When you are at a potluck, or a gathering; if you feel a bit awkward and are tempted to eat because of that, do this instead: Find someone else who looks alone and make it a point to get to know their name and at least three thing about them. The more awkward you feel at these gatherings, the more people you should attempt to meet. The goal is to keep you from focusing on the food, or feeling awkward, but focus on your assignment. In fact, if you really need encouragement to do this, only allow yourself salad or vegetables until you have talked to at least one person.
Situation 2: Potlucks and parties in general.
When I look at an average potluck, there tends to be one or two tables dedicated to the meat and side dishes (which are usually bad enough), then there seems to be at least three or four tables filled to the brim with the desserts! My problems over and over again has been that there isn’t much on any of the tables I would allow myself to eat. So I finally figured out if I was going to eat something, I had better bring something I could eat in abundance. So I usually bring a big beautiful salad. Then at least I know I can fill my plate with something.
Situation 3: Big family dinner with lots of expectations.
Why is the tradition to add tons of sugar to every otherwise healthy food? I have found that by substituting healthier alternatives where I can, and eliminating as much excess as possible, makes my life easier and others don’t even mind.
For example, we enjoy sweet potatoes simply baked. Then anyone can add as much butter and brown sugar as they desire. No need for whipping it and adding more sugar than the pumpkin pie.
I noticed over the years that most people fill up on so much of the stuffing and mashed potatoes, that they never ate their rolls. So I just stopped serving them, and no one noticed. I know some people would be upset about not having bread, but my family doesn’t care, so I can get away with it. Perhaps there are things your family may not miss.

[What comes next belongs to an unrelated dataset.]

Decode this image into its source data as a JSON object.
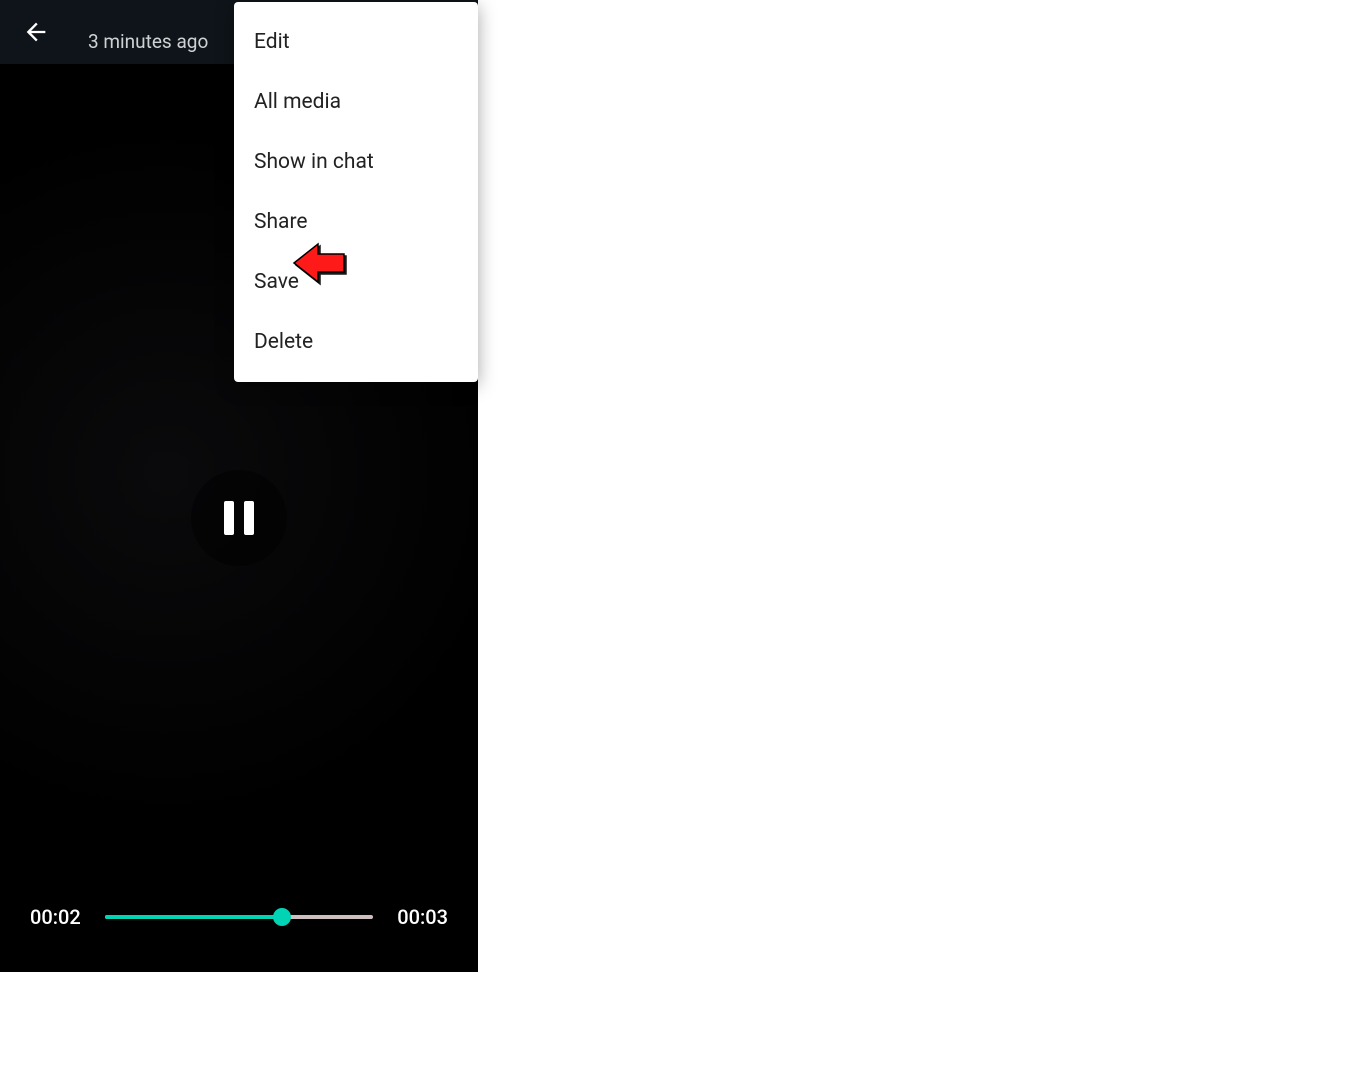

My family doesn’t like the cranberry sauce in the can, and I won’t serve the sugar/jello mixture, so I make the real cranberry sauce with less sugar. It is very tart, and I love it on my turkey. To me, that is how cranberries should be served, as something to spice up the flavor of the turkey.
I prefer to save the sugar for the dessert. Yes, I love the dessert.
Situation 4: The celebration meal
Enjoy the celebration! Enjoy the pumpkin pie, if that is what you love. ON THAT DAY! Pigging out one or two meals a year is not going to hurt you over the long run. It’s the three weeks before and the three weeks after that make the difference. Save the celebration for the day of the celebration. Know that you will eat your favorite food on that holiday, and it will be a treat worth waiting for.
Here are some other ideas to keep you sane during the holiday festivities:
Relieve yourself of the feeling that you need to eat as much those treats as you can now, because you won’t have it the rest of the year. Honestly, you could eat pecan pie any month of the year, it just isn’t the same. It is the treat and the celebration that you are enjoying, so know that you can enjoy it now and you can enjoy other things during the rest of the year. Let me give you an example: Watermelon doesn’t sound good at all now, does it? But picture yourself on a very hot day in the summer, and remember how good that watermelon tastes then. Appreciate the seasonality and uniqueness of these foods at this time, and not as something you have to horde; there are other treats for you in the future.
Don’t wear your “big girl pants”. This comes from my friend Tisha, of Girls Gone Kale. If you leave room for your stomach to expand…it will. Keep those regular jeans on, and you will have less room for expansion, temporarily and permanently.
Most of all, keep in mind the feeling you will have when you step on that scale in January and weigh exactly what you did in September. If you weigh less, that is even better! That is my goal for you, to at least maintain your weight during this season of eating.